Stepping back for a moment, let's consider the implications of being able to define and encapsulate the motions that indicate "panache", whether in the context of oyster-eating or otherwise. There have been many attempts to describe the physical expression of emotion: Acting and dancing instructors have devised numerous notations for describing movement, which generally fail to capture the humanity of a performance. The problem, I would argue, has been that artists must fail when they attempt to create deterministic systems becase they're insufficiently geeky. Geeks, on the other hand, have already given us emotionally evocative computer graphic performances such as Shrek and the Pixar short about the Snowman in the Snowglobe. Emotion is an emergent property of a very complex system. It's not that you can't describe its effects with numbers, but you do need a lot of numbers.

Getting back on topic, we also want libraries of clothes and all the objects one sees in everyday life and in the rest of the world, and places and weather; the moon, sun and stars, the secret places inside molecules and the empty reaches between superclusters of galaxies. We want to be able to step back far enough to see the texture of the universe, if that strikes the auteur's fancy.
On costume: certain generic costume libraries might have parameters such as "period". Then if you dress a character as, say, a pirate captain and adjust the period to 1985, he'll look like a Wall Street buyout artist. Keep in mind that it should also be possible to make one-off costumes without parameters. Likewise some costumes will change size to fit the character, others will always stay the same size, no matter how ridiculous they look.

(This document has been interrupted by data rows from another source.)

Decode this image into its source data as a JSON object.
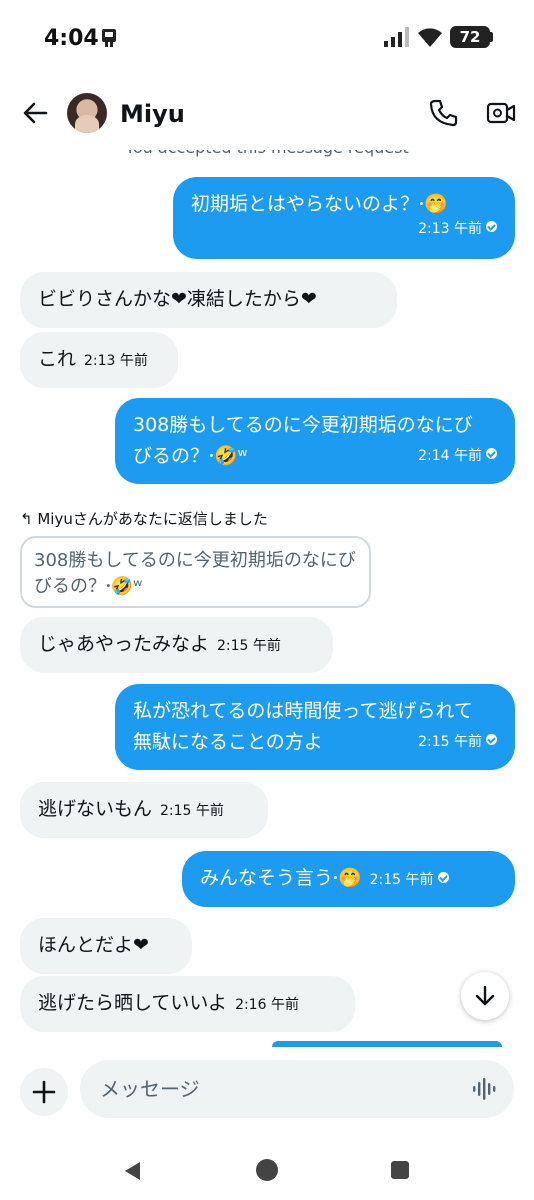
{
  "status_bar": {
    "time": "4:04",
    "battery": "72"
  },
  "header": {
    "contact_name": "Miyu"
  },
  "note": "You accepted this message request",
  "messages": [
    {
      "side": "out",
      "text": "初期垢とはやらないのよ？𐤟🤭",
      "time": "2:13 午前"
    },
    {
      "side": "in",
      "text": "ビビりさんかな❤凍結したから❤",
      "time": ""
    },
    {
      "side": "in",
      "text": "これ",
      "time": "2:13 午前"
    },
    {
      "side": "out",
      "text": "308勝もしてるのに今更初期垢のなにびびるの？𐤟🤣ʷ",
      "time": "2:14 午前"
    },
    {
      "side": "in",
      "text": "じゃあやったみなよ",
      "time": "2:15 午前"
    },
    {
      "side": "out",
      "text": "私が恐れてるのは時間使って逃げられて無駄になることの方よ",
      "time": "2:15 午前"
    },
    {
      "side": "in",
      "text": "逃げないもん",
      "time": "2:15 午前"
    },
    {
      "side": "out",
      "text": "みんなそう言う𐤟🤭",
      "time": "2:15 午前"
    },
    {
      "side": "in",
      "text": "ほんとだよ❤",
      "time": ""
    },
    {
      "side": "in",
      "text": "逃げたら晒していいよ",
      "time": "2:16 午前"
    }
  ],
  "reply": {
    "label": "Miyuさんがあなたに返信しました",
    "quoted": "308勝もしてるのに今更初期垢のなにびびるの？𐤟🤣ʷ"
  },
  "composer": {
    "placeholder": "メッセージ"
  },
  "colors": {
    "accent": "#1d9bf0",
    "incoming_bubble": "#eff3f4"
  }
}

Open-Source Considerations

It would be possible to use this sort of source control system in a commercial studio to produce many different versions of a film for different markets. For instance, the middle-American version would have a happy ending, in the bicoastal and European version everyone dies of ennui, and the Far East version is a comedy.

However, artists often like to create art for the sake of creating it; and this sort of system would give everyone a chance to do what they do best without studio executives preventing them at every turn. And if one artist falls short in some areas, another can improve on only their weak points without destroying the good. A third who is weak at actual production but who has patience and good taste could edit and combine the best of multiple branches of a work.

Computer Cartoon Animation

One of the central goals of computational semiotics is to provide an author with the tools to create messages that have desired effects in the minds of the messages' viewers.

Over the last few yers it has seemed that the goal of computer graphics as seen in games and movies has been to create increasingly realistic portrayals of alternative realities. I would like to shift the focus to creating increasingly vivid emotions and ideas in the viewer's mind.

Currently, computers create moving pictures of solid objects, e.g. in video games by conceiving of each object as a group of simple solids. Each pixel on the screen is generated by following a ray from the viewer's eye through that pixel to the first solid it hits, then determining the appropriate colour for the pixel based on the shape's orientation and relationship to light sources.

  This approach is generates progressively better results as processors become more powerful and each object can be modelled with more polygons. However, at the time of this writing, a skilled animator can still create images that are in some ways more vivid and attractive than ray-traced images. What if the computer used the same process as a human animator to produce images? Shapes would be thought of in terms of their boundary lines, which would be drawn actively in the scene, instead of passively considering each pixel. (It might be desirable to generate some pixel elements one way, some the other.)